What needs to be done –
Scan the entries below and report only how many lines contain "Favoritos".

Records provided –
>>>

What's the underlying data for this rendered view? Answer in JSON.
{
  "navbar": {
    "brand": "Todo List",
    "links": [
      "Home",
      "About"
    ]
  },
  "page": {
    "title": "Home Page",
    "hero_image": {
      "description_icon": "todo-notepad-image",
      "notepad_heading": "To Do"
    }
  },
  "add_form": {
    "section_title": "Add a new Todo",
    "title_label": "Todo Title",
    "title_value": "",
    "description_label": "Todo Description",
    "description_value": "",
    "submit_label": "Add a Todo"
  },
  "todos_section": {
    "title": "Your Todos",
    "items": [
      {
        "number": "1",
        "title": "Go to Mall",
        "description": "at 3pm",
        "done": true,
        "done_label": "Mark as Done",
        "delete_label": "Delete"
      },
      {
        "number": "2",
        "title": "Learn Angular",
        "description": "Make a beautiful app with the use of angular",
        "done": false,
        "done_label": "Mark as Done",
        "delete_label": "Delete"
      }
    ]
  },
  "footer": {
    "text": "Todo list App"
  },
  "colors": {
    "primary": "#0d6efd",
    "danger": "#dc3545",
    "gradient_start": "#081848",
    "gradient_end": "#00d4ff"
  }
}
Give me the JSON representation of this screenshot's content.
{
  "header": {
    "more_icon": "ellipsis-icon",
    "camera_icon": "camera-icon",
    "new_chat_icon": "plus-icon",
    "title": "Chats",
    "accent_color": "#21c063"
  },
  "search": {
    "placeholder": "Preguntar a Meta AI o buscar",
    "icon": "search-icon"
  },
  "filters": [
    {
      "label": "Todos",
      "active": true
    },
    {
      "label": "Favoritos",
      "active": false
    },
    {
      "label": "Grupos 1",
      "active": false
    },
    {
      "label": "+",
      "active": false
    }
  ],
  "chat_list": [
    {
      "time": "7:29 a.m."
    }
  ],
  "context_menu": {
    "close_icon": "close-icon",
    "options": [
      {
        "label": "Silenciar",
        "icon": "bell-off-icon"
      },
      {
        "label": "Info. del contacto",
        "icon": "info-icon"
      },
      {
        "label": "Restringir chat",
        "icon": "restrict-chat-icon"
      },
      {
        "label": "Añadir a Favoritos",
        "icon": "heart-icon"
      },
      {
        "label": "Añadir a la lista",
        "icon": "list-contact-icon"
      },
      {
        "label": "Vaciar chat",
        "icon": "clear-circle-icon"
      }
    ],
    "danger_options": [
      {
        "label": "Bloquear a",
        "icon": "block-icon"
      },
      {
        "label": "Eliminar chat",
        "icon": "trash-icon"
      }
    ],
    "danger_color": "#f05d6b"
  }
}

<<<

Your solution –
2